Wasn’t it UN Ambassador Samantha Power, the genocide expert (which shows how little you need to know to be hailed as an expert), who talked about “responsibility to protect”? Didn’t she, and U.S. government policy, begin by talking about saving Libyan civilians and end with a Libyan murder of American officials?
Meanwhile the UN has asked for $5 billion in humanitarian aid to Syria, much of which will go to neighboring countries to help refugees. There are now said to be 1.6 million refugees, with that number perhaps to double by the end of the year. The need is desperate. Up to half the population of the country needs help.
But who would administer that help? Presumably, no aid would be handed out to the regime to use in areas it controls, so other than Jordan, Turkey, and Lebanon (to help refugees), the money would end up in the hands of al-Qaeda, the Salafists, and the Muslim Brotherhood (to steal, pay their own people salaries, and to use to consolidate their power over different areas).
The United States is considering taking in hundreds of thousands of people who would probably be mostly resettled in California, Illinois, Florida, Pennsylvania, Maryland and Virginia. Power and National Security Council director Susan Rice are known to favor receiving many refugees.
Yet the policy is based on an illusion. Let’s say that weapons are given to the rebels. Will they win the war? Will that reduce civilian casualties? Which side will kill more people? Is a rebel victory going to make Syria a better place, more of a democracy? How many more refugees would a rebel victory generate? Say about 30 percent are Alawites, Christians, and Druze who would be oppressed by a rebel triumph, as would relatively secular Sunni urban middle-class Muslims. They might flee the country. How many new wars will come out of the Syrian civil war?
This does not in any way mean one should want the Assad regime—which is a pro-Iran, pro-Hizballah, oppressive and anti-American government—to win. Yet it isn’t winning the war, but merely making local gains to control the minimum territory for its survival.
Let’s put it this way: a U.S. and Western intervention in Syria is more problematic than the interventions in Afghanistan, Iraq, and Libya put together. It very well might produce a worse political solution than in Egypt (where cabinet members discuss how the United States is an enemy against which war might be waged) or Tunisia. It can almost be guaranteed to be worse than Iraq.
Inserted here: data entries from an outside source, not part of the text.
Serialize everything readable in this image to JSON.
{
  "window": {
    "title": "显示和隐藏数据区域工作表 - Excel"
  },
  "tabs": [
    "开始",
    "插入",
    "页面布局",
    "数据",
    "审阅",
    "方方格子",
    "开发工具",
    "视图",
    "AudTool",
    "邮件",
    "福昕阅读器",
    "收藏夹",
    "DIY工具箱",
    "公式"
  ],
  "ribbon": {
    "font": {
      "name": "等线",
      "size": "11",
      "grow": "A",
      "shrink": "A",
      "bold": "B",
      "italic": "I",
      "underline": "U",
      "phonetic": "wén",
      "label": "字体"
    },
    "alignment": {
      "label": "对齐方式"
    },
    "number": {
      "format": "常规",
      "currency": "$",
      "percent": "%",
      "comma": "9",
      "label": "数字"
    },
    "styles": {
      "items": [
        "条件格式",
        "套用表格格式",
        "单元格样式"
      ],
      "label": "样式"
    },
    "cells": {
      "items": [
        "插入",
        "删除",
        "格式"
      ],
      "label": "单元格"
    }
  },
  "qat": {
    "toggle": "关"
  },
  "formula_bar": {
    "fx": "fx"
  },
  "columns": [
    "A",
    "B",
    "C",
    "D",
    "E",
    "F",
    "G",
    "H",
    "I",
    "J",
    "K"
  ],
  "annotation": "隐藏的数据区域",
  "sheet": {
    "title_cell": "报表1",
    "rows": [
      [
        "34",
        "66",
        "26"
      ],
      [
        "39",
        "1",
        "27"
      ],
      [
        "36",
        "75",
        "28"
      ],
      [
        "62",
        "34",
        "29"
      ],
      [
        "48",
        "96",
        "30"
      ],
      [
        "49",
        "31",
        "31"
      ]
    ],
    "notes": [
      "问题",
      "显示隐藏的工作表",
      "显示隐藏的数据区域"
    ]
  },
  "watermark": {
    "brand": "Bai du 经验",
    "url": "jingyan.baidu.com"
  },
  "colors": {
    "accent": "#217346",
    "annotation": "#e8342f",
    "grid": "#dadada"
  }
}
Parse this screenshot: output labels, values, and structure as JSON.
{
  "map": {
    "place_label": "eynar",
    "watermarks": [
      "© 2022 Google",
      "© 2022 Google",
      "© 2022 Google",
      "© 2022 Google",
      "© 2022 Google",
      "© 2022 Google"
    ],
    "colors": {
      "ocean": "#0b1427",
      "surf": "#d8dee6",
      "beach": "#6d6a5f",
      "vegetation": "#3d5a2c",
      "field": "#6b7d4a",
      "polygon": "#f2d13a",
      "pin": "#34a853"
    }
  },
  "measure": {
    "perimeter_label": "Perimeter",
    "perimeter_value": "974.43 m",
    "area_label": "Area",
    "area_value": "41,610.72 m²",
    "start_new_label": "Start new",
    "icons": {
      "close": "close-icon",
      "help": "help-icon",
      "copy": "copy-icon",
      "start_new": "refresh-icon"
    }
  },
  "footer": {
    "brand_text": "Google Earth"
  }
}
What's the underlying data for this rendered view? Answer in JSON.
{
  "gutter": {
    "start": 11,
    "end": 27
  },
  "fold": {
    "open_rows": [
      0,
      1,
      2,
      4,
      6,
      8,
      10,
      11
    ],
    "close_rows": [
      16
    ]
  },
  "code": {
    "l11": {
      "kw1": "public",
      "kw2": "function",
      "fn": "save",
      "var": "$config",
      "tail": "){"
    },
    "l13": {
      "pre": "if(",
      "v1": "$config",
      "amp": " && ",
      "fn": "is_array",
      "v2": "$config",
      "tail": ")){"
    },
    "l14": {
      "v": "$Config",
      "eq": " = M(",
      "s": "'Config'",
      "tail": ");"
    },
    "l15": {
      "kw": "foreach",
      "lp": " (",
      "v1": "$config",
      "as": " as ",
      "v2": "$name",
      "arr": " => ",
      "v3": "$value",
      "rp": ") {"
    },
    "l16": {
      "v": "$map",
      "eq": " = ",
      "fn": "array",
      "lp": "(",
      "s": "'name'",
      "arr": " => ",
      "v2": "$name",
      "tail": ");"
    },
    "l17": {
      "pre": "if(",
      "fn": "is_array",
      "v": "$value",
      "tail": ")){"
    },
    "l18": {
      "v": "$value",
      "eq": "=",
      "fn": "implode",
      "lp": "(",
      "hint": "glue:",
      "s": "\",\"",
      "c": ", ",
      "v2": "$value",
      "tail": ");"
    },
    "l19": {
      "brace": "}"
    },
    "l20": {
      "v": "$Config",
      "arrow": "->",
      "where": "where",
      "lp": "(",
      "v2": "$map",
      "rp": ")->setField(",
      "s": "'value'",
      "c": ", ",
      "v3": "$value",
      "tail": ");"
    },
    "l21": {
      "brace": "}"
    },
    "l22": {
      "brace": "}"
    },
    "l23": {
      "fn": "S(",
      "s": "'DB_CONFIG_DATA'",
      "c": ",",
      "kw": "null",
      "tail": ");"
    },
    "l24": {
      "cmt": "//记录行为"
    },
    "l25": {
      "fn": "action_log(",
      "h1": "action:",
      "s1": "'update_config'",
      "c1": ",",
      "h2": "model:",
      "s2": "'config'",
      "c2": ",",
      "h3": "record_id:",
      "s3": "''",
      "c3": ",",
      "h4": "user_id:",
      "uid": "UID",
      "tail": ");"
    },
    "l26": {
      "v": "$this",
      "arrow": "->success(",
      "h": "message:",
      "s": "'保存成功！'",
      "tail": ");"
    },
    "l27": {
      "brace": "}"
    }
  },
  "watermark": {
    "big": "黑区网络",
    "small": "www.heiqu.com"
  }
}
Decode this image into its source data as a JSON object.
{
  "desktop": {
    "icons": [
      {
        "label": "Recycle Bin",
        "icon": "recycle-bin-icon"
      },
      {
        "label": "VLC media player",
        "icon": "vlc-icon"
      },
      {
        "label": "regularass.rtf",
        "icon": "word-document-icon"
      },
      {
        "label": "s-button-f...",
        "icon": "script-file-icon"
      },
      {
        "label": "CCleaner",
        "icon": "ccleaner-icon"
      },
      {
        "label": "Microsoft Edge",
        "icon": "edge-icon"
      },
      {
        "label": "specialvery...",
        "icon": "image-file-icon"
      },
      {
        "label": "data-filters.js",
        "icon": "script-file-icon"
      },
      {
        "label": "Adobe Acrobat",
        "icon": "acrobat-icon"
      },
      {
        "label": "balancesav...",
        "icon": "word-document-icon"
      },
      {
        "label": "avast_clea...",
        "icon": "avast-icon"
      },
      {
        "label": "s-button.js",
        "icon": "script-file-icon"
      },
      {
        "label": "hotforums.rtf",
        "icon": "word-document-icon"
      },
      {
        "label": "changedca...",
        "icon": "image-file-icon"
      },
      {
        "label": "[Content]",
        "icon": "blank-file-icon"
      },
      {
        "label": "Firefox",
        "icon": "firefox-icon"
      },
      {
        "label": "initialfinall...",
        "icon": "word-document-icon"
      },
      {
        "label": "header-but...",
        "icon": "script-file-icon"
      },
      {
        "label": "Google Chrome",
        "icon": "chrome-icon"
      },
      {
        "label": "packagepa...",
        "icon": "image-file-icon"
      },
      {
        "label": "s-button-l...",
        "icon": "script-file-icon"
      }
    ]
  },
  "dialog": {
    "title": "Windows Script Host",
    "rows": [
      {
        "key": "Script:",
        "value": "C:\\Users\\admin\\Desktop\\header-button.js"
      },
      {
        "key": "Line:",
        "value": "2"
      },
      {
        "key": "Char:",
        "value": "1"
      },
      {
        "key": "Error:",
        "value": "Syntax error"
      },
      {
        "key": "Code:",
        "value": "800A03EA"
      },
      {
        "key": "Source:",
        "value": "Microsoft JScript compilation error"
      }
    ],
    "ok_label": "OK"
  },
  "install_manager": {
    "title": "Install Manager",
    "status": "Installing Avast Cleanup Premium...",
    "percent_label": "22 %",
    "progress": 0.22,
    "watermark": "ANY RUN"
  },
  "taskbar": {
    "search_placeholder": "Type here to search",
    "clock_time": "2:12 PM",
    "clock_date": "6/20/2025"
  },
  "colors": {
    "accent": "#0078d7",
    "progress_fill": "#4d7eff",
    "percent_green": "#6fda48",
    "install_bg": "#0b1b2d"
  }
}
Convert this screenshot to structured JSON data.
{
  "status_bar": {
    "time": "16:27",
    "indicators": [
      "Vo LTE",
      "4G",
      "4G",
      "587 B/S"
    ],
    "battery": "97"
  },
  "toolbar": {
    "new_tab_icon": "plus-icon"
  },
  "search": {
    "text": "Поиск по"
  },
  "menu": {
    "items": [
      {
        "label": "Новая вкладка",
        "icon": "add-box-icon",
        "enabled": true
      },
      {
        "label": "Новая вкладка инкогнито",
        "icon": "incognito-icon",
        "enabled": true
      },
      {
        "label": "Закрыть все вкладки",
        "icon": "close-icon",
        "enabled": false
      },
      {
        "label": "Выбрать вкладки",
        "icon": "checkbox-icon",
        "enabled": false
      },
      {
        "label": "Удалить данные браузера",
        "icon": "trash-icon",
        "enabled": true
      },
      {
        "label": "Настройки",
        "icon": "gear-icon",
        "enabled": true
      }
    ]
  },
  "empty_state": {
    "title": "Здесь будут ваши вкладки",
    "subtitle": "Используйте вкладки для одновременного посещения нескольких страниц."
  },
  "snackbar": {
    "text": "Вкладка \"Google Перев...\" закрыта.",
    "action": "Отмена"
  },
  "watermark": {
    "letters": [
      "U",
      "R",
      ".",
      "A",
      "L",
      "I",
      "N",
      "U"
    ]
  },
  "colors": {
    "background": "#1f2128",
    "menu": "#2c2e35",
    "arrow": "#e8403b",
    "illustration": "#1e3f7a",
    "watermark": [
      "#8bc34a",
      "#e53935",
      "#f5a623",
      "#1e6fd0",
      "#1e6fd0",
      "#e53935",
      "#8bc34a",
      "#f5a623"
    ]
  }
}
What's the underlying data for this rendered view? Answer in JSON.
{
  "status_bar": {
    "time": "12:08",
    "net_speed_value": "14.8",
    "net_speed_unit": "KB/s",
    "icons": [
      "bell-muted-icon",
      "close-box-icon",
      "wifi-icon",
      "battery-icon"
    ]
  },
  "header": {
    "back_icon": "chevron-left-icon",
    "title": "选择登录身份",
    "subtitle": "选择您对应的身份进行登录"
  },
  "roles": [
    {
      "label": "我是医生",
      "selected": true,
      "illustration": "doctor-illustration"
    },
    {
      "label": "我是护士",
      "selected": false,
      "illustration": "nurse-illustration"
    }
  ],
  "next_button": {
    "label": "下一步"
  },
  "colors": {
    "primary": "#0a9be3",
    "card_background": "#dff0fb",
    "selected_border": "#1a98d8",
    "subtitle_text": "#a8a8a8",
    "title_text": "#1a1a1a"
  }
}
This is a very dangerous, risky, and likely failed policy that is being set in motion here.